When a player kills the Ancient Golem he receives a buff, just like with the Lizard Elder. The Ancient Golem’s buff has blue runes instead of red runes. The player with the blue buff can use more of their special abilities and can use them faster. The blue buff gives these sections of the Jungle their name, blue side Jungle. Just like with the red side Jungle, the two sections are differentiated by which side of the river they are on, our side or their side.

The two monster camps around the Ancient Golem are the Wight and the Wolves.

The Wight is a recent addition to the Jungle. The company that makes League of Legends, Riot Games, updates the game all the time with significant updates at the beginning of every year. 2014 saw the addition of the Wight to the Jungle along with a few other things.

The Wight  is all by it’s lonesome in the Jungle. It is bigger than all the other Jungle monsters except for the Ancient Golem and the Lizard Elder. The Wight looks a lot like the Wraiths and attacks in the same way they do which is why the Wight is sometimes called the Big Wraith. I find this a little confusing because there already is a big Wraith in the Wraith camp itself. I’ll keep calling it the Wight and hoping that everyone else changes.

The Wolf camp has three Wolves, a mama Wolf and two baby Wolves. You can call the baby Wolves Romulus and Remus if you want. The Wolves attack by biting (obviously).

The monsters are a lot like minions, but different in key ways.

Minions walk down the lanes, but if attacked will follow the attacking player out of the lanes. The monsters don’t leave their camps. If you hit them and lead them away from their camp, the monsters will head back to the camp and quickly return to full health.

Minions spawn every thirty seconds. The monster camps only respawn if all the monsters in them are killed. The respawn times are 50 seconds for the Golems, Wolves, Wraiths and Wight, and 5 minutes for the Ancient Golem and Lizard Elder.
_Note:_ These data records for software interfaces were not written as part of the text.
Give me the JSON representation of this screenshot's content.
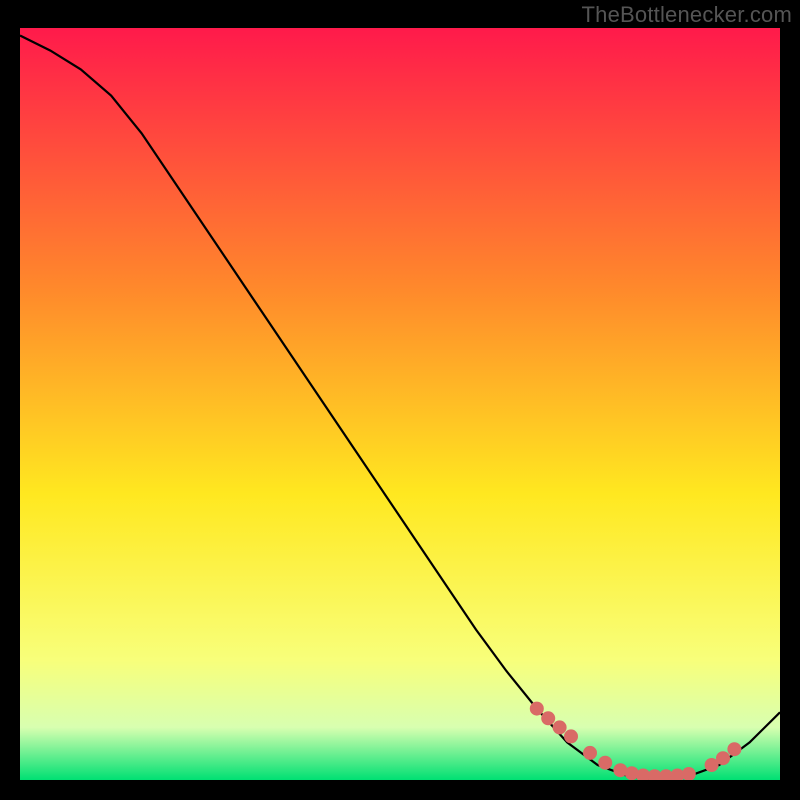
{
  "attribution": "TheBottlenecker.com",
  "colors": {
    "bg": "#000000",
    "attribution": "#555555",
    "gradient_top": "#ff1a4b",
    "gradient_mid_upper": "#ff8a2b",
    "gradient_mid": "#ffe820",
    "gradient_low": "#f8ff7a",
    "gradient_lower": "#d8ffb0",
    "gradient_bottom": "#00e073",
    "curve": "#000000",
    "marker": "#d96a66"
  },
  "chart_data": {
    "type": "line",
    "title": "",
    "xlabel": "",
    "ylabel": "",
    "xlim": [
      0,
      100
    ],
    "ylim": [
      0,
      100
    ],
    "series": [
      {
        "name": "bottleneck-curve",
        "x": [
          0,
          4,
          8,
          12,
          16,
          20,
          24,
          28,
          32,
          36,
          40,
          44,
          48,
          52,
          56,
          60,
          64,
          68,
          72,
          76,
          80,
          84,
          88,
          92,
          96,
          100
        ],
        "y": [
          99,
          97,
          94.5,
          91,
          86,
          80,
          74,
          68,
          62,
          56,
          50,
          44,
          38,
          32,
          26,
          20,
          14.5,
          9.5,
          5,
          2,
          0.5,
          0,
          0.5,
          2,
          5,
          9
        ]
      }
    ],
    "markers": {
      "name": "highlight-points",
      "x": [
        68,
        69.5,
        71,
        72.5,
        75,
        77,
        79,
        80.5,
        82,
        83.5,
        85,
        86.5,
        88,
        91,
        92.5,
        94
      ],
      "y": [
        9.5,
        8.2,
        7.0,
        5.8,
        3.6,
        2.3,
        1.3,
        0.9,
        0.6,
        0.5,
        0.5,
        0.6,
        0.8,
        2.0,
        2.9,
        4.1
      ]
    }
  }
}
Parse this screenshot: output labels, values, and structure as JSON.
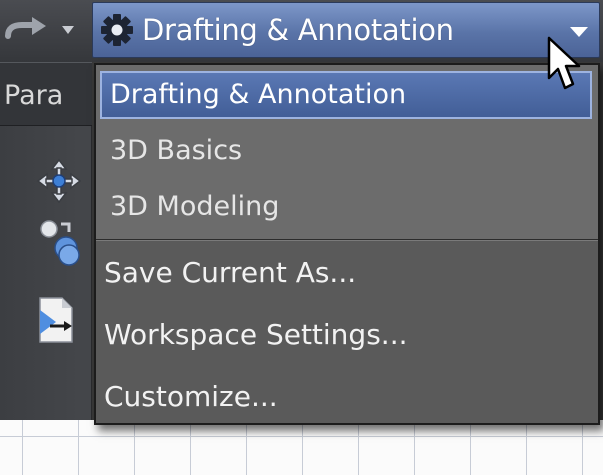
{
  "ribbon": {
    "tab_label": "Para"
  },
  "workspace_switcher": {
    "current": "Drafting & Annotation"
  },
  "workspace_menu": {
    "workspaces": [
      {
        "label": "Drafting & Annotation",
        "selected": true
      },
      {
        "label": "3D Basics",
        "selected": false
      },
      {
        "label": "3D Modeling",
        "selected": false
      }
    ],
    "actions": [
      {
        "label": "Save Current As..."
      },
      {
        "label": "Workspace Settings..."
      },
      {
        "label": "Customize..."
      }
    ]
  },
  "icons": {
    "redo": "redo-icon",
    "quick_access_dropdown": "chevron-down-icon",
    "workspace_gear": "gear-icon",
    "workspace_dropdown": "chevron-down-icon",
    "move_tool": "move-icon",
    "copy_tool": "copy-icon",
    "paste_tool": "paste-icon",
    "cursor": "mouse-pointer-icon"
  },
  "colors": {
    "accent_selected": "#4a66a0",
    "menu_background": "#6c6c6c",
    "toolbar_background": "#3a3a3a",
    "canvas_background": "#fbfbfb",
    "grid_line": "#c7ccd6"
  }
}
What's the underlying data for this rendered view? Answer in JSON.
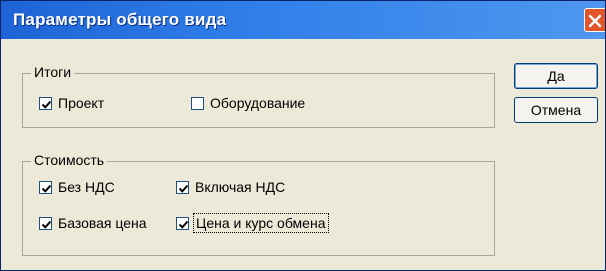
{
  "window": {
    "title": "Параметры общего вида"
  },
  "icons": {
    "close": "close-icon",
    "check": "check-icon"
  },
  "colors": {
    "titlebar": "#2f7ee8",
    "close_button": "#e2552a",
    "dialog_bg": "#ece9d8"
  },
  "groups": {
    "totals": {
      "legend": "Итоги",
      "items": [
        {
          "label": "Проект",
          "checked": true
        },
        {
          "label": "Оборудование",
          "checked": false
        }
      ]
    },
    "cost": {
      "legend": "Стоимость",
      "items": [
        {
          "label": "Без НДС",
          "checked": true
        },
        {
          "label": "Включая НДС",
          "checked": true
        },
        {
          "label": "Базовая цена",
          "checked": true
        },
        {
          "label": "Цена и курс обмена",
          "checked": true
        }
      ]
    }
  },
  "buttons": {
    "ok": "Да",
    "cancel": "Отмена"
  }
}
The monster camps do not respawn until all the monsters in them are killed. This allows a clever player to kill the Ancient Golem or Lizard Elder on their opponent’s side and waltz away with the buff, leaving the Lizard buddy scraps for the other team to have.

There are two more monsters on the map above, Baron Nashor and the Dragon. Those two are different than the other monster camps, so I will describe them another time.

There’s a lot more to tell you about how the map is played, so I hope you keep reading to learn it all!

If reading this has gotten you interested in League of Legends you can click this link to download the game for free. Doing so also gives me a little boost in game, so we’re both winners! League of Legends Signup Link

-Mister Ed

League of Legends Map Part 3